Your task is to find every line in the records that holds the string "icon" and copy it.

☆ ☆ ☆ ☆ ☆ ☆ ☆

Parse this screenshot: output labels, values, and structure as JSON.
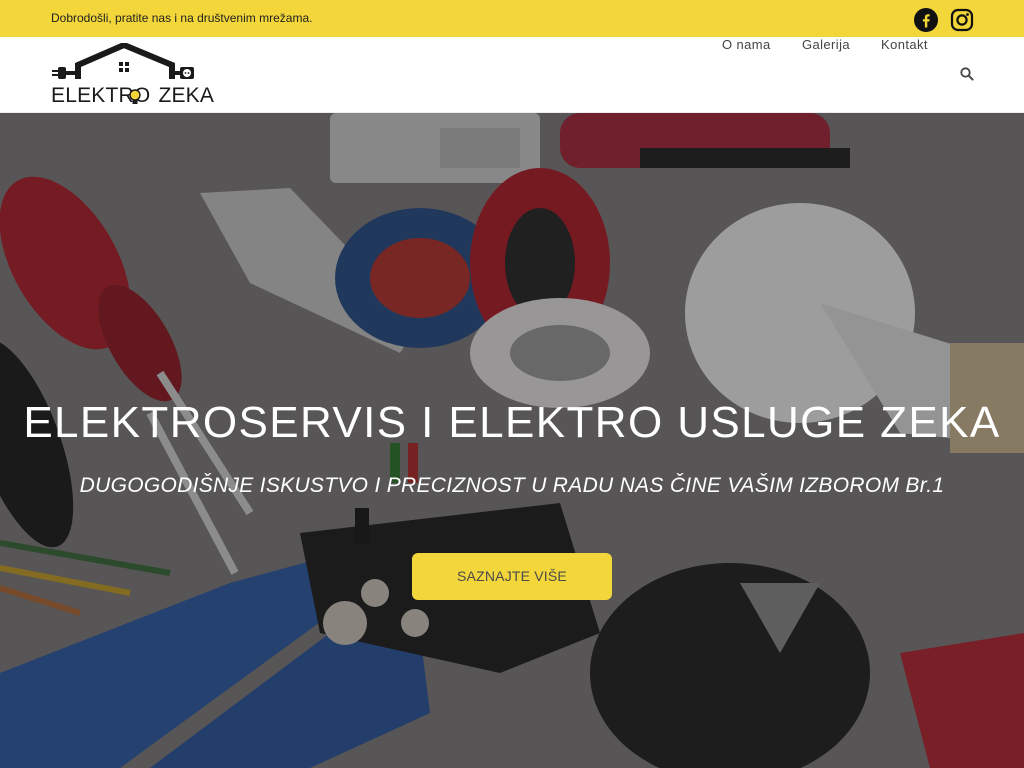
{
  "topbar": {
    "welcome_text": "Dobrodošli, pratite nas i na društvenim mrežama.",
    "social": [
      {
        "icon": "facebook-icon"
      },
      {
        "icon": "instagram-icon"
      }
    ],
    "background_color": "#f2d63a"
  },
  "header": {
    "logo": {
      "word1": "ELEKTRO",
      "word2": "ZEKA",
      "icon": "house-plug-logo"
    },
    "nav": [
      {
        "label": "O nama"
      },
      {
        "label": "Galerija"
      },
      {
        "label": "Kontakt"
      }
    ],
    "search_icon": "search-icon"
  },
  "hero": {
    "title": "ELEKTROSERVIS I ELEKTRO USLUGE ZEKA",
    "subtitle": "DUGOGODIŠNJE ISKUSTVO I PRECIZNOST U RADU NAS ČINE VAŠIM IZBOROM Br.1",
    "cta_label": "SAZNAJTE VIŠE",
    "cta_color": "#f2d63a"
  }
}
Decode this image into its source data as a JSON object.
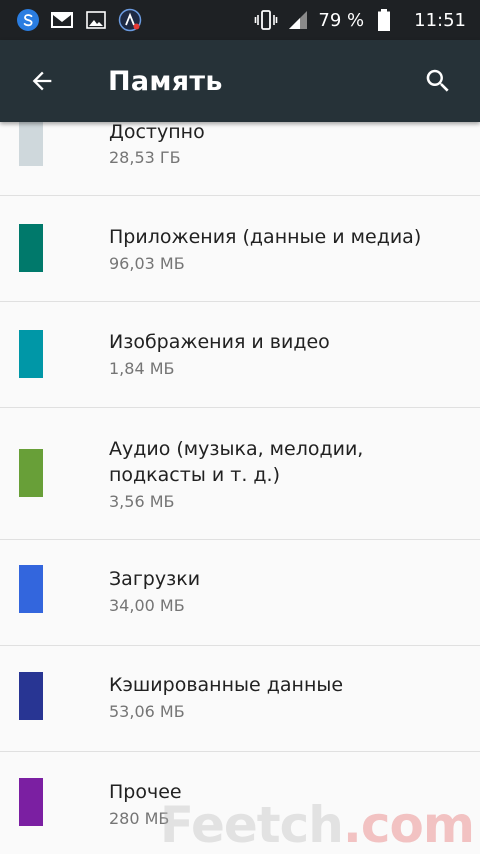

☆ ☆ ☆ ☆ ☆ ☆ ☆

RESULT FOR THIS TASK
        "icon": "facebook-icon"
        "icon": "instagram-icon"
      "icon": "house-plug-logo"
    "search_icon": "search-icon"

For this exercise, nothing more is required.